An unusually high ratio does not in itself imply a nasty correction is imminent but it can certainly be a warning light, as it indicates either house prices are very elevated and/or there is housing oversupply.
"An unusually high [property value/GDP] ratio does not itself imply a nasty correction but it can certainly be a warning light."
Sharon Zollner, Associate Director & Senior Economist, ANZ NZ
Typically, oversupply leads to a sharper price correction when the market turns. Housing oversupply is certainly not an issue in New Zealand which has experienced very strong population growth. But there is broad agreement house price to income ratios are unsustainably high, particularly in Auckland.
In Australia, house prices have also risen strongly in the past 15 years or so, while oversupply is generally considered to be limited to pockets such as Melbourne apartments.
The US housing stock peaked at around 200 per cent of nominal GDP before the global financial crisis (oversupply was a widespread problem and house prices then dropped 30 per cent), while in Spain it was around 460per cent before the GFC – house prices subsequently dropped almost 40 per cent.

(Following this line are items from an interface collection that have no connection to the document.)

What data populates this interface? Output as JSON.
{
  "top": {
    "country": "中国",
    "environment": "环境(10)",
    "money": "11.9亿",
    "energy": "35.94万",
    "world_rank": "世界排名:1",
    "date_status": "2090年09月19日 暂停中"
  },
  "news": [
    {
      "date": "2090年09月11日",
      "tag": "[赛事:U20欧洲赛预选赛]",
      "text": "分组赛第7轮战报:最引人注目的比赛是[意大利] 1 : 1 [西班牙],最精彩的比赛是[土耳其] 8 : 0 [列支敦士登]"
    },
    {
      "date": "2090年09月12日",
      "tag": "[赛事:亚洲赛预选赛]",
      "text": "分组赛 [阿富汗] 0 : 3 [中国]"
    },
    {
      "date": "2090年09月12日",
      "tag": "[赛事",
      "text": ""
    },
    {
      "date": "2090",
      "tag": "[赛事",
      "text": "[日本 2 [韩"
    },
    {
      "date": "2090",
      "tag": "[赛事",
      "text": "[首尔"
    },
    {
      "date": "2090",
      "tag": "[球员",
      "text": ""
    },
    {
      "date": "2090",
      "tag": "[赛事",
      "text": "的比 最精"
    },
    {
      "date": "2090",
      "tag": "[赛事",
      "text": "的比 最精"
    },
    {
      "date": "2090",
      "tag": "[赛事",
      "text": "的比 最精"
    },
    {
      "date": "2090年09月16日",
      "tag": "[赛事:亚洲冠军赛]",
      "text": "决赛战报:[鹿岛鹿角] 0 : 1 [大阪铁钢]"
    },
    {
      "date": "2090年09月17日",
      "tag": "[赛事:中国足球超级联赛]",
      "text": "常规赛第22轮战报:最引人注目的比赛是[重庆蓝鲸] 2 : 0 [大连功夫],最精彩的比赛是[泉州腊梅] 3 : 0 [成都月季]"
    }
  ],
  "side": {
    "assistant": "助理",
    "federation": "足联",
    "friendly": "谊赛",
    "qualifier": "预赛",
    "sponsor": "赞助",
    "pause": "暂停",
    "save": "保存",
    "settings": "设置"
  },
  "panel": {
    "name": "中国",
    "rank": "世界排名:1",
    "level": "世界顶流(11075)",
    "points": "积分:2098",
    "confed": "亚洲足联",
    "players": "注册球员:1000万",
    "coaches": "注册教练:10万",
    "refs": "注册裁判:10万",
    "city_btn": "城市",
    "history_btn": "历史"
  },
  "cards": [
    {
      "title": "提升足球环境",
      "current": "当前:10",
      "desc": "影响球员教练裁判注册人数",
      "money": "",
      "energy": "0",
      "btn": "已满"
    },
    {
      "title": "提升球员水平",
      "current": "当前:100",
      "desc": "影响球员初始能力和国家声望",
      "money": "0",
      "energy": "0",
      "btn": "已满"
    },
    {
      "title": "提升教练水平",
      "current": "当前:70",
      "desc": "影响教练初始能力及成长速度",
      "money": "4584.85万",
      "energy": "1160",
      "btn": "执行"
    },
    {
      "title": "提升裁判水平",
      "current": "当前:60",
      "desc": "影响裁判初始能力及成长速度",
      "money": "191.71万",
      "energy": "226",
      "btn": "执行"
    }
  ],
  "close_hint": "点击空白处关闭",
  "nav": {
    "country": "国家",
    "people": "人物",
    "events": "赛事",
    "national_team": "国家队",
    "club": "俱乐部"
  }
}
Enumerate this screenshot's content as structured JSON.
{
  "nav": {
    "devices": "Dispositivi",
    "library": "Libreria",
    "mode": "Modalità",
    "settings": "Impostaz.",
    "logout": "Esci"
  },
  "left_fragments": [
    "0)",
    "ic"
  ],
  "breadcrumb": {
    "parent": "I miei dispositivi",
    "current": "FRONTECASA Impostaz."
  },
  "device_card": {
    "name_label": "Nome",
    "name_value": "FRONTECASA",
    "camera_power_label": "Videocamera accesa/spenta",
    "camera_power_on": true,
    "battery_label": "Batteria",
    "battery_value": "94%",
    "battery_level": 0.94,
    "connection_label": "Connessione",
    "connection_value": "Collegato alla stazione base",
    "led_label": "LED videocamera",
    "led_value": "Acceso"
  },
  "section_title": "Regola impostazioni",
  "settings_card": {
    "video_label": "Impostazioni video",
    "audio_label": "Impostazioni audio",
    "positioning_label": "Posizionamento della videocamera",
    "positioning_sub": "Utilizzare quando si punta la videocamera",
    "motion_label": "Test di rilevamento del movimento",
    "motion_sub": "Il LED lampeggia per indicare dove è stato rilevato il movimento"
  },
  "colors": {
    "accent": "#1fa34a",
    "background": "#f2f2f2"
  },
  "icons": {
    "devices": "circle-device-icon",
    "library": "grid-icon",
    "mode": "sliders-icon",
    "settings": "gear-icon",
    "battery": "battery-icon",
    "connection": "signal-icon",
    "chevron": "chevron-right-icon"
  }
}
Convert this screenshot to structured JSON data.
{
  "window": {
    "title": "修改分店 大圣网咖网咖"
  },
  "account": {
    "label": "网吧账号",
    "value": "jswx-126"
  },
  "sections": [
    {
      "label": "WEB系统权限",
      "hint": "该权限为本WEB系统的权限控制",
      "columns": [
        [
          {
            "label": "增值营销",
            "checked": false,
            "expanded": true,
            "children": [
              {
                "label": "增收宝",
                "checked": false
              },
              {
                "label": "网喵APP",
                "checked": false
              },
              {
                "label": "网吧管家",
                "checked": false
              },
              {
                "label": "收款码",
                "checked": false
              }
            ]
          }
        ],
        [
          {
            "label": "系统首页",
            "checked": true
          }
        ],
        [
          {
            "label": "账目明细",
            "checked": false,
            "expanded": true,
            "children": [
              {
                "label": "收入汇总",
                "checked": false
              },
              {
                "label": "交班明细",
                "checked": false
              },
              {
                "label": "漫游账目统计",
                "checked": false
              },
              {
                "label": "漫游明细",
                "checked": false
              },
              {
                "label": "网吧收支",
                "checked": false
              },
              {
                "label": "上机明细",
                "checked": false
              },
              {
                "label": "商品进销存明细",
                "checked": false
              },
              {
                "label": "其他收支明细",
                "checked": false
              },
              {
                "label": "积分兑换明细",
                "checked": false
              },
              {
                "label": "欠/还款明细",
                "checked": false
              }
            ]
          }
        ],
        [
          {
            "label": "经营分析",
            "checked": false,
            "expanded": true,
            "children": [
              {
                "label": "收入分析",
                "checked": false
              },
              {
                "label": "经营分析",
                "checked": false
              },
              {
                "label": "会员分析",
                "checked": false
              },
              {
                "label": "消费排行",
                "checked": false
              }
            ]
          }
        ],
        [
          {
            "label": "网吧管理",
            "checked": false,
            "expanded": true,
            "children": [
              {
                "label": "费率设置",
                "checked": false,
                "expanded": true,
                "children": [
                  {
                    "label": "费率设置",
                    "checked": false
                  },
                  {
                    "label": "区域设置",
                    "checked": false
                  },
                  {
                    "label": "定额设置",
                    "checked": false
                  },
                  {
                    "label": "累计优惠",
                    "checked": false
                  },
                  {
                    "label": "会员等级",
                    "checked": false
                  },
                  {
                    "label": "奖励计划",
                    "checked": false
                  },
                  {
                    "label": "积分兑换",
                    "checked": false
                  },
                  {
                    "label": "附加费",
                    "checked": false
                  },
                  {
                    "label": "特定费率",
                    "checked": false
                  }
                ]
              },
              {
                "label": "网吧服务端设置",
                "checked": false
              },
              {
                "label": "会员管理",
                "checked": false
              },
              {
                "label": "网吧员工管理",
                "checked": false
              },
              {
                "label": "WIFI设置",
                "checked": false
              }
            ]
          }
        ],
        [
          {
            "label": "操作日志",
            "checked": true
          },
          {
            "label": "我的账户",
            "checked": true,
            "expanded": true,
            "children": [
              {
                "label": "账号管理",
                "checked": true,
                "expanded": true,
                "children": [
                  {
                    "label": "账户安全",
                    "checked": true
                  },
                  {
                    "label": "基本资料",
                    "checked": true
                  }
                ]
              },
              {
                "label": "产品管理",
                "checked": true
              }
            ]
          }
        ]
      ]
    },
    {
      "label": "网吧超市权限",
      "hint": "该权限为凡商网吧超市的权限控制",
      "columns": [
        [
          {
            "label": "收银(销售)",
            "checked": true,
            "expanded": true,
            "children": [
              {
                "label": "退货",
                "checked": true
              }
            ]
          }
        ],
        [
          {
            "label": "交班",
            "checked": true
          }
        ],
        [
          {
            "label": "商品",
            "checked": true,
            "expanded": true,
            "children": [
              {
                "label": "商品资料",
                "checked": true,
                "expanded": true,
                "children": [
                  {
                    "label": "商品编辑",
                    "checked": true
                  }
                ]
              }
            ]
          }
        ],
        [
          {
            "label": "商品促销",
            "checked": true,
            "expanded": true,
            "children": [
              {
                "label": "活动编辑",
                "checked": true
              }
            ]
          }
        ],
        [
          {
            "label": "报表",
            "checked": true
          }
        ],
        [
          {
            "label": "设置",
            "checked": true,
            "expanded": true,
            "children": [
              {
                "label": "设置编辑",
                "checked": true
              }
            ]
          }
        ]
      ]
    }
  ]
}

Spain has a large number of holiday homes owned by foreigners, so would be expected to have a higher ratio on average over time, but oversupply was clearly a significant issue there too. The current UK ratio is around 240 per cent.